3 min read

Preparations for Next Moonwalk Simulations Underway (and Underwater)

A painter applies a fresh coat of paint to the NASA “meatball” logo on the north façade of Glenn Research Center’s Flight Research Building, or hangar, in 2006.
Credit: NASA/Marvin Smith

On July 15, 2024, NASA’s logo is turning 65. The iconic symbol, known affectionately as “the meatball,” was developed at NASA’s Lewis Research Center in Cleveland (now called NASA Glenn). Employee James Modarelli, who started his career at the center as an artist and technical illustrator, was its chief designer.

The red, white, and blue design, which includes elements representing NASA’s space and aeronautics missions, became the official logo of the United States’ new space agency in 1959. A simplified version of NASA’s former seal, the symbol has launched on rockets, flown to the Moon and beyond, and even adorns the International Space Station.

Along with its importance as a timeless symbol of exploration and discovery, the logo is also one of the world’s most recognized brand symbols. It gained its nickname in 1975 to differentiate it from NASA’s “worm” logotype. The “meatball” and these other NASA designs have made waves in pop culture.

“NASA’s brand elements are wildly popular.”

Aimee crane

Merchandising and Branding Clearance Manager

“NASA’s brand elements are wildly popular,” said Aimee Crane, merchandising and branding clearance manager for the agency. “Every year, the agency receives requests to merchandise more than 10,000 NASA-inspired items.”

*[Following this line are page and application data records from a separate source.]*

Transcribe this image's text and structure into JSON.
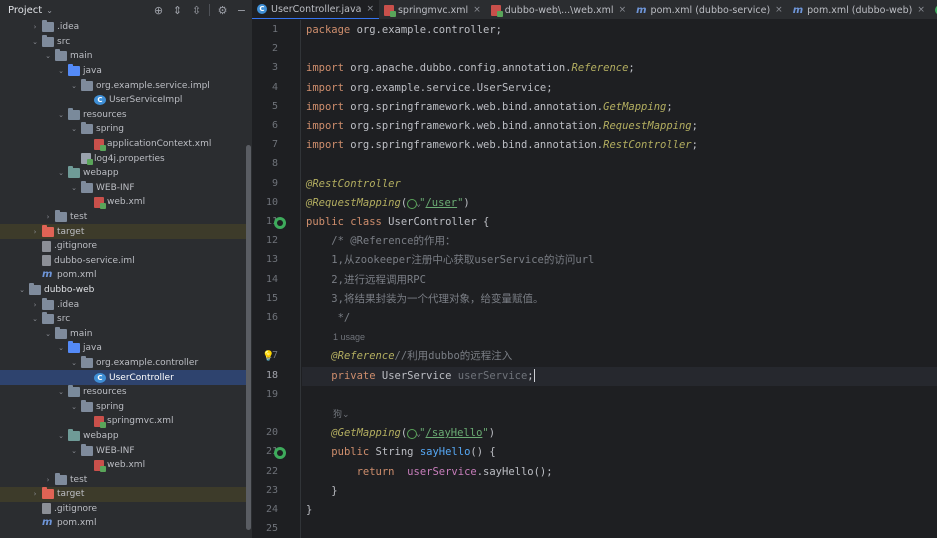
{
  "project_panel": {
    "title": "Project",
    "tree": [
      {
        "label": ".idea",
        "indent": 2,
        "arrow": "›",
        "icon": "folder"
      },
      {
        "label": "src",
        "indent": 2,
        "arrow": "⌄",
        "icon": "folder"
      },
      {
        "label": "main",
        "indent": 3,
        "arrow": "⌄",
        "icon": "folder"
      },
      {
        "label": "java",
        "indent": 4,
        "arrow": "⌄",
        "icon": "folder-blue"
      },
      {
        "label": "org.example.service.impl",
        "indent": 5,
        "arrow": "⌄",
        "icon": "folder"
      },
      {
        "label": "UserServiceImpl",
        "indent": 6,
        "arrow": "",
        "icon": "class"
      },
      {
        "label": "resources",
        "indent": 4,
        "arrow": "⌄",
        "icon": "folder-res"
      },
      {
        "label": "spring",
        "indent": 5,
        "arrow": "⌄",
        "icon": "folder"
      },
      {
        "label": "applicationContext.xml",
        "indent": 6,
        "arrow": "",
        "icon": "xml"
      },
      {
        "label": "log4j.properties",
        "indent": 5,
        "arrow": "",
        "icon": "properties"
      },
      {
        "label": "webapp",
        "indent": 4,
        "arrow": "⌄",
        "icon": "folder-teal"
      },
      {
        "label": "WEB-INF",
        "indent": 5,
        "arrow": "⌄",
        "icon": "folder"
      },
      {
        "label": "web.xml",
        "indent": 6,
        "arrow": "",
        "icon": "xml"
      },
      {
        "label": "test",
        "indent": 3,
        "arrow": "›",
        "icon": "folder"
      },
      {
        "label": "target",
        "indent": 2,
        "arrow": "›",
        "icon": "folder-red",
        "excluded": true
      },
      {
        "label": ".gitignore",
        "indent": 2,
        "arrow": "",
        "icon": "git"
      },
      {
        "label": "dubbo-service.iml",
        "indent": 2,
        "arrow": "",
        "icon": "iml"
      },
      {
        "label": "pom.xml",
        "indent": 2,
        "arrow": "",
        "icon": "maven"
      },
      {
        "label": "dubbo-web",
        "indent": 1,
        "arrow": "⌄",
        "icon": "folder-module",
        "bold": true
      },
      {
        "label": ".idea",
        "indent": 2,
        "arrow": "›",
        "icon": "folder"
      },
      {
        "label": "src",
        "indent": 2,
        "arrow": "⌄",
        "icon": "folder"
      },
      {
        "label": "main",
        "indent": 3,
        "arrow": "⌄",
        "icon": "folder"
      },
      {
        "label": "java",
        "indent": 4,
        "arrow": "⌄",
        "icon": "folder-blue"
      },
      {
        "label": "org.example.controller",
        "indent": 5,
        "arrow": "⌄",
        "icon": "folder"
      },
      {
        "label": "UserController",
        "indent": 6,
        "arrow": "",
        "icon": "class",
        "selected": true
      },
      {
        "label": "resources",
        "indent": 4,
        "arrow": "⌄",
        "icon": "folder-res"
      },
      {
        "label": "spring",
        "indent": 5,
        "arrow": "⌄",
        "icon": "folder"
      },
      {
        "label": "springmvc.xml",
        "indent": 6,
        "arrow": "",
        "icon": "xml"
      },
      {
        "label": "webapp",
        "indent": 4,
        "arrow": "⌄",
        "icon": "folder-teal"
      },
      {
        "label": "WEB-INF",
        "indent": 5,
        "arrow": "⌄",
        "icon": "folder"
      },
      {
        "label": "web.xml",
        "indent": 6,
        "arrow": "",
        "icon": "xml"
      },
      {
        "label": "test",
        "indent": 3,
        "arrow": "›",
        "icon": "folder"
      },
      {
        "label": "target",
        "indent": 2,
        "arrow": "›",
        "icon": "folder-red",
        "excluded": true
      },
      {
        "label": ".gitignore",
        "indent": 2,
        "arrow": "",
        "icon": "git"
      },
      {
        "label": "pom.xml",
        "indent": 2,
        "arrow": "",
        "icon": "maven"
      }
    ]
  },
  "tabs": [
    {
      "label": "UserController.java",
      "icon": "class",
      "active": true
    },
    {
      "label": "springmvc.xml",
      "icon": "xml"
    },
    {
      "label": "dubbo-web\\...\\web.xml",
      "icon": "xml"
    },
    {
      "label": "pom.xml (dubbo-service)",
      "icon": "maven"
    },
    {
      "label": "pom.xml (dubbo-web)",
      "icon": "maven"
    },
    {
      "label": "UserServ",
      "icon": "green"
    }
  ],
  "editor": {
    "lines": [
      {
        "n": "1",
        "html": "<span class='kw'>package</span> org.example.controller;"
      },
      {
        "n": "2",
        "html": ""
      },
      {
        "n": "3",
        "html": "<span class='kw'>import</span> org.apache.dubbo.config.annotation.<span class='imp'>Reference</span>;"
      },
      {
        "n": "4",
        "html": "<span class='kw'>import</span> org.example.service.UserService;"
      },
      {
        "n": "5",
        "html": "<span class='kw'>import</span> org.springframework.web.bind.annotation.<span class='imp'>GetMapping</span>;"
      },
      {
        "n": "6",
        "html": "<span class='kw'>import</span> org.springframework.web.bind.annotation.<span class='imp'>RequestMapping</span>;"
      },
      {
        "n": "7",
        "html": "<span class='kw'>import</span> org.springframework.web.bind.annotation.<span class='imp'>RestController</span>;"
      },
      {
        "n": "8",
        "html": ""
      },
      {
        "n": "9",
        "html": "<span class='ann'>@RestController</span>"
      },
      {
        "n": "10",
        "html": "<span class='ann'>@RequestMapping</span>(<span class='globe'></span><span class='str'>\"</span><span class='strl'>/user</span><span class='str'>\"</span>)"
      },
      {
        "n": "11",
        "html": "<span class='kw'>public class</span> UserController {"
      },
      {
        "n": "12",
        "html": "    <span class='cm'>/* @Reference的作用：</span>"
      },
      {
        "n": "13",
        "html": "    <span class='cm'>1,从zookeeper注册中心获取userService的访问url</span>"
      },
      {
        "n": "14",
        "html": "    <span class='cm'>2,进行远程调用RPC</span>"
      },
      {
        "n": "15",
        "html": "    <span class='cm'>3,将结果封装为一个代理对象，给变量赋值。</span>"
      },
      {
        "n": "16",
        "html": "     <span class='cm'>*/</span>"
      },
      {
        "n": "",
        "html": ""
      },
      {
        "n": "17",
        "html": "    <span class='ann'>@Reference</span><span class='cm'>//利用dubbo的远程注入</span>"
      },
      {
        "n": "18",
        "html": "    <span class='kw'>private</span> UserService <span class='unused'>userService</span>;<span class='caret'></span>"
      },
      {
        "n": "19",
        "html": ""
      },
      {
        "n": "",
        "html": ""
      },
      {
        "n": "20",
        "html": "    <span class='ann'>@GetMapping</span>(<span class='globe'></span><span class='str'>\"</span><span class='strl'>/sayHello</span><span class='str'>\"</span>)"
      },
      {
        "n": "21",
        "html": "    <span class='kw'>public</span> String <span class='fn'>sayHello</span>() {"
      },
      {
        "n": "22",
        "html": "        <span class='kw'>return</span>  <span class='fld'>userService</span>.sayHello();"
      },
      {
        "n": "23",
        "html": "    }"
      },
      {
        "n": "24",
        "html": "}"
      },
      {
        "n": "25",
        "html": ""
      }
    ],
    "usage_hint": "1 usage",
    "author_hint": "狗⌄",
    "current_line": "18"
  },
  "colors": {
    "accent": "#3574f0",
    "background": "#1e1f22",
    "panel": "#2b2d30"
  }
}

To mark the “meatball” logo’s birthday and highlight the center’s contributions to its design, NASA Glenn will host a free admission day at Great Lakes Science Center in Cleveland from 10 a.m. to 5 p.m. ET on July 15. A birthday celebration and cake-cutting ceremony will begin at 10:30 a.m. and feature remarks from center leadership, a visit from the Modarelli family, and special presentations from the city and state.

Workers install the NASA “meatball” logo on the front of the Flight Research Building, or hangar, at Lewis Research Center (now NASA Glenn) in 1962.
Credit: NASA

A host of additional activities will celebrate the intersection of science and art. Visitors can meet NASA Glenn’s award-winning photographers and videographers, show off their artistic skills by participating in a coloring contest, hear more about the history and symbolism behind the logo, and learn about creative careers within the agency.

“It’s not just rocket scientists here at NASA.”

KRISTEN PARKER

NASA Glenn Communications Director

“It’s not just rocket scientists here at NASA,” said Kristen Parker, NASA Glenn’s communications director. “As we celebrate the legacy of this iconic logo, we acknowledge the essential contributions of all the career fields involved in making the agency’s missions possible. We hope this inspires the next generation of students in every discipline to explore opportunities with NASA.”

NASA’s logo is everywhere. If you’re not in the Northeast Ohio area, join the logo’s birthday celebration online by engaging with NASA Glenn on social media and sharing photos of where you’ve seen the logo in your own life.

NASA Glenn designs and develops innovative technology that’s revolutionizing air travel, advancing space exploration, and improving life on Earth. Beyond designing the logo, the center has played a part in nearly every NASA mission since the agency’s inception and continues to have a crucial role in advancing the Artemis missions to the Moon and beyond.

Read More – NASA